WHAT TO WORK ON
Type out the data exactly as given. Skip any image.

Source records
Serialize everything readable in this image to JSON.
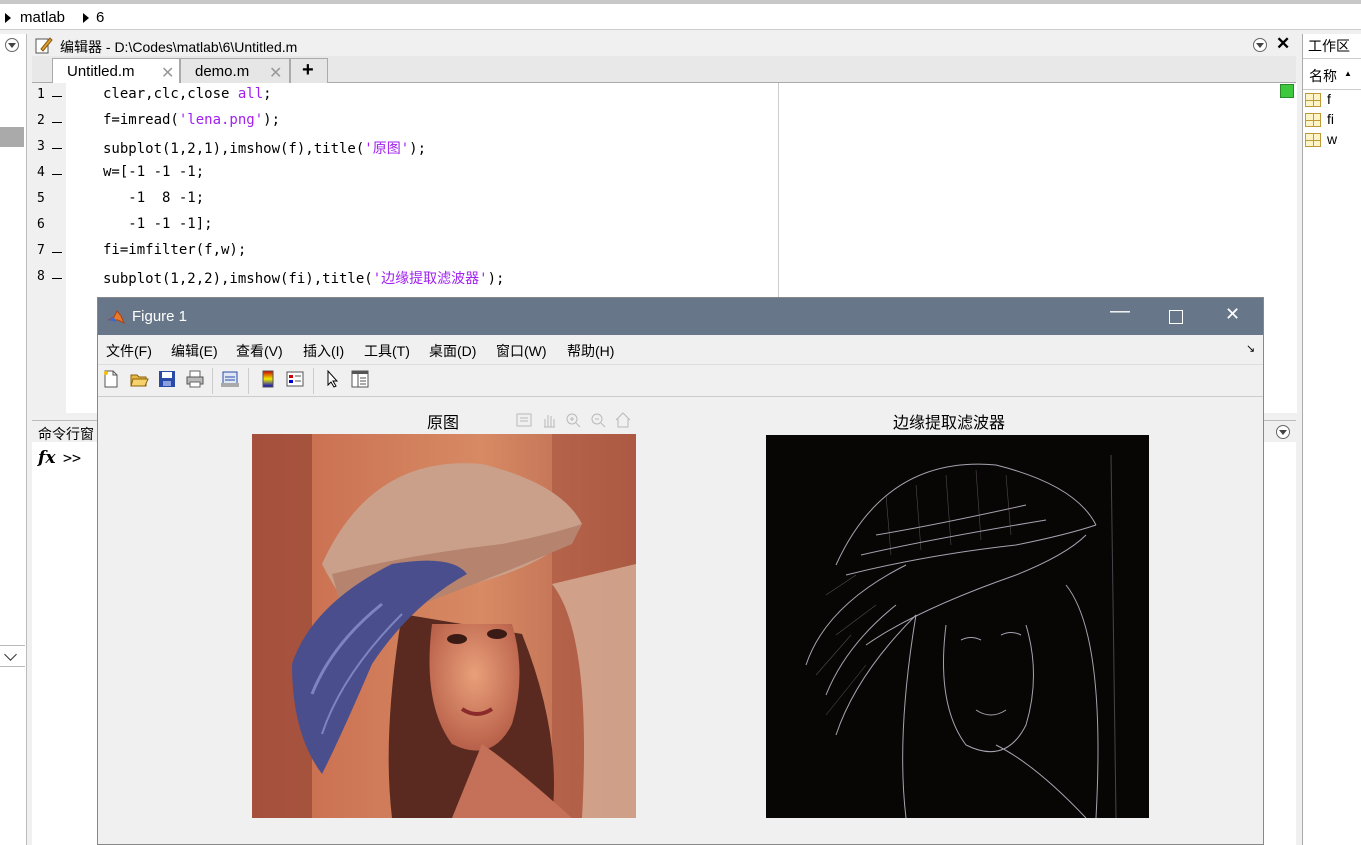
{
  "breadcrumb": [
    "matlab",
    "6"
  ],
  "editor": {
    "title": "编辑器 - D:\\Codes\\matlab\\6\\Untitled.m",
    "tabs": [
      {
        "label": "Untitled.m",
        "active": true
      },
      {
        "label": "demo.m",
        "active": false
      }
    ],
    "add_tab": "+",
    "lines": [
      {
        "num": "1",
        "dash": true,
        "parts": [
          {
            "t": "clear,clc,close "
          },
          {
            "t": "all",
            "s": true
          },
          {
            "t": ";"
          }
        ]
      },
      {
        "num": "2",
        "dash": true,
        "parts": [
          {
            "t": "f=imread("
          },
          {
            "t": "'lena.png'",
            "s": true
          },
          {
            "t": ");"
          }
        ]
      },
      {
        "num": "3",
        "dash": true,
        "parts": [
          {
            "t": "subplot(1,2,1),imshow(f),title("
          },
          {
            "t": "'原图'",
            "s": true
          },
          {
            "t": ");"
          }
        ]
      },
      {
        "num": "4",
        "dash": true,
        "parts": [
          {
            "t": "w=[-1 -1 -1;"
          }
        ]
      },
      {
        "num": "5",
        "dash": false,
        "parts": [
          {
            "t": "   -1  8 -1;"
          }
        ]
      },
      {
        "num": "6",
        "dash": false,
        "parts": [
          {
            "t": "   -1 -1 -1];"
          }
        ]
      },
      {
        "num": "7",
        "dash": true,
        "parts": [
          {
            "t": "fi=imfilter(f,w);"
          }
        ]
      },
      {
        "num": "8",
        "dash": true,
        "parts": [
          {
            "t": "subplot(1,2,2),imshow(fi),title("
          },
          {
            "t": "'边缘提取滤波器'",
            "s": true
          },
          {
            "t": ");"
          }
        ]
      }
    ]
  },
  "command_window": {
    "title": "命令行窗",
    "fx": "fx",
    "prompt": ">>"
  },
  "workspace": {
    "title": "工作区",
    "column": "名称",
    "vars": [
      "f",
      "fi",
      "w"
    ]
  },
  "figure": {
    "title": "Figure 1",
    "menus": [
      "文件(F)",
      "编辑(E)",
      "查看(V)",
      "插入(I)",
      "工具(T)",
      "桌面(D)",
      "窗口(W)",
      "帮助(H)"
    ],
    "left_title": "原图",
    "right_title": "边缘提取滤波器"
  },
  "colors": {
    "figure_titlebar": "#677789",
    "string_purple": "#a020f0"
  }
}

RESULT OF THE EXERCISE
Serialize everything readable in this image to JSON.
{
  "breadcrumb": [
    "matlab",
    "6"
  ],
  "editor": {
    "title": "编辑器 - D:\\Codes\\matlab\\6\\Untitled.m",
    "tabs": [
      {
        "label": "Untitled.m",
        "active": true
      },
      {
        "label": "demo.m",
        "active": false
      }
    ],
    "add_tab": "+",
    "lines": [
      {
        "num": "1",
        "dash": true,
        "parts": [
          {
            "t": "clear,clc,close "
          },
          {
            "t": "all",
            "s": true
          },
          {
            "t": ";"
          }
        ]
      },
      {
        "num": "2",
        "dash": true,
        "parts": [
          {
            "t": "f=imread("
          },
          {
            "t": "'lena.png'",
            "s": true
          },
          {
            "t": ");"
          }
        ]
      },
      {
        "num": "3",
        "dash": true,
        "parts": [
          {
            "t": "subplot(1,2,1),imshow(f),title("
          },
          {
            "t": "'原图'",
            "s": true
          },
          {
            "t": ");"
          }
        ]
      },
      {
        "num": "4",
        "dash": true,
        "parts": [
          {
            "t": "w=[-1 -1 -1;"
          }
        ]
      },
      {
        "num": "5",
        "dash": false,
        "parts": [
          {
            "t": "   -1  8 -1;"
          }
        ]
      },
      {
        "num": "6",
        "dash": false,
        "parts": [
          {
            "t": "   -1 -1 -1];"
          }
        ]
      },
      {
        "num": "7",
        "dash": true,
        "parts": [
          {
            "t": "fi=imfilter(f,w);"
          }
        ]
      },
      {
        "num": "8",
        "dash": true,
        "parts": [
          {
            "t": "subplot(1,2,2),imshow(fi),title("
          },
          {
            "t": "'边缘提取滤波器'",
            "s": true
          },
          {
            "t": ");"
          }
        ]
      }
    ]
  },
  "command_window": {
    "title": "命令行窗",
    "fx": "fx",
    "prompt": ">>"
  },
  "workspace": {
    "title": "工作区",
    "column": "名称",
    "vars": [
      "f",
      "fi",
      "w"
    ]
  },
  "figure": {
    "title": "Figure 1",
    "menus": [
      "文件(F)",
      "编辑(E)",
      "查看(V)",
      "插入(I)",
      "工具(T)",
      "桌面(D)",
      "窗口(W)",
      "帮助(H)"
    ],
    "left_title": "原图",
    "right_title": "边缘提取滤波器"
  },
  "colors": {
    "figure_titlebar": "#677789",
    "string_purple": "#a020f0"
  }
}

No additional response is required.